Stanford’s pioneering behavioral scientist draws on a lifetime of research and experience guiding the NIH to make the case that America needs to radically rethink its approach to health care if it wants to stop overspending and overprescribing and improve people’s lives.
American science produces the best—and most expensive—medical treatments in the world. Yet U.S. citizens lag behind their global peers in life expectancy and quality of life. Robert Kaplan brings together extensive data to make the case that health care priorities in the United States are sorely misplaced. America’s medical system is invested in attacking disease, but not in addressing the social, behavioral, and environmental problems that engender disease in the first place. Medicine is important, but many Americans act as though it were all important.
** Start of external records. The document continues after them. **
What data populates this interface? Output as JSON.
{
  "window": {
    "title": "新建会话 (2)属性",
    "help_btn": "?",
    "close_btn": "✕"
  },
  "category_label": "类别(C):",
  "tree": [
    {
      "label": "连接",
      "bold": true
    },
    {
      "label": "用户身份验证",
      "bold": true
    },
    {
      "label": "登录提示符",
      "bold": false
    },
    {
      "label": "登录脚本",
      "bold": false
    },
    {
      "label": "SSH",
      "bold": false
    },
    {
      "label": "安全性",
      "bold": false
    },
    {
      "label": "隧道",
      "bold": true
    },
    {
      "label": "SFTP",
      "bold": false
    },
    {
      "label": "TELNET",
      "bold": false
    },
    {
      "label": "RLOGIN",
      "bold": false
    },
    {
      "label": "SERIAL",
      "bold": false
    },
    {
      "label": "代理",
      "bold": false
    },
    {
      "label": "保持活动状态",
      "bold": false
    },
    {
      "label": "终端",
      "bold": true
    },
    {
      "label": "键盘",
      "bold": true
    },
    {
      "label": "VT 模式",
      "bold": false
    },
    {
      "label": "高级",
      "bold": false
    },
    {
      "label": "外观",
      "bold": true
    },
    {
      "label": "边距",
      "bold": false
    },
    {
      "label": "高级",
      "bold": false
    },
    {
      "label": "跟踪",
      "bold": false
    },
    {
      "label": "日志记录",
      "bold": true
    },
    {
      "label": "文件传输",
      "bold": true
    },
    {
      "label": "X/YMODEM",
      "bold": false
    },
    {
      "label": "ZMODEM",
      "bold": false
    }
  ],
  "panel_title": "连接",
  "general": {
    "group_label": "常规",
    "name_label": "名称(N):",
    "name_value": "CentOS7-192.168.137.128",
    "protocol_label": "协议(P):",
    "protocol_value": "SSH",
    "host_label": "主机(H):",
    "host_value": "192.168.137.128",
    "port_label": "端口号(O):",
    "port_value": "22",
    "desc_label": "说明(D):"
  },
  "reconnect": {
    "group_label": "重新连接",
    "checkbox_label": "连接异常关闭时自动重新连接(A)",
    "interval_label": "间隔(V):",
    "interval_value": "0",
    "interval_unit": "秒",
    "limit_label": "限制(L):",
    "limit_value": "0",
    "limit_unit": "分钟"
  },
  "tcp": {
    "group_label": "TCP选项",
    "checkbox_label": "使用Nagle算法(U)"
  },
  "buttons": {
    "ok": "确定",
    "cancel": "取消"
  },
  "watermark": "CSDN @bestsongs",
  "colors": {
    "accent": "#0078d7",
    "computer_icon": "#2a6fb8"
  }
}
The United States stakes much of its health funding on the promise of high-tech diagnostics and miracle treatments, while ignoring strong evidence that many of the most significant pathways to health are nonmedical. Americans spend millions on drugs for high cholesterol, which increase life expectancy by only six to eight months on average. But they underfund education, which might extend life expectancy by as much as twelve years. Wars on infectious disease have paid off, but clinical trials for chronic conditions—costing billions—rarely confirm that new treatments extend life. Meanwhile, the National Institutes of Health spends just 3 percent of its budget on research on the social and behavioral determinants of health, even though these factors account for 50 percent of premature deaths.
America’s failure to take prevention seriously costs lives. More than Medicine argues that we need a shakeup in how we invest resources, and it offers a bold new vision for longer, healthier living.